Action item:
Print all of the data below exactly as it appears, leaving out every image.

:: Input for this task

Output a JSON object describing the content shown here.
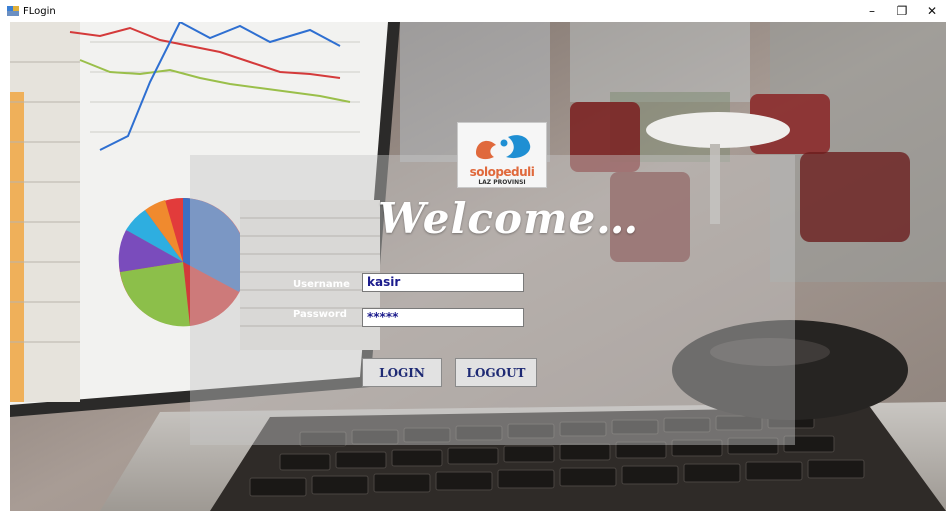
{
  "window": {
    "title": "FLogin",
    "minimize_glyph": "–",
    "restore_glyph": "❐",
    "close_glyph": "✕"
  },
  "logo": {
    "word": "solopeduli",
    "subtitle": "LAZ PROVINSI",
    "colors": {
      "orange": "#e0693c",
      "blue": "#1f8fd3"
    }
  },
  "form": {
    "heading": "Welcome…",
    "username_label": "Username",
    "username_value": "kasir",
    "password_label": "Password",
    "password_value": "*****"
  },
  "buttons": {
    "login": "LOGIN",
    "logout": "LOGOUT"
  },
  "icons": {
    "app": "app-icon",
    "minimize": "minimize-icon",
    "restore": "restore-icon",
    "close": "close-icon"
  }
}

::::

Output for this task:
Output a JSON object describing the content shown here.
{
  "window": {
    "title": "FLogin",
    "minimize_glyph": "–",
    "restore_glyph": "❐",
    "close_glyph": "✕"
  },
  "logo": {
    "word": "solopeduli",
    "subtitle": "LAZ PROVINSI",
    "colors": {
      "orange": "#e0693c",
      "blue": "#1f8fd3"
    }
  },
  "form": {
    "heading": "Welcome…",
    "username_label": "Username",
    "username_value": "kasir",
    "password_label": "Password",
    "password_value": "*****"
  },
  "buttons": {
    "login": "LOGIN",
    "logout": "LOGOUT"
  },
  "icons": {
    "app": "app-icon",
    "minimize": "minimize-icon",
    "restore": "restore-icon",
    "close": "close-icon"
  }
}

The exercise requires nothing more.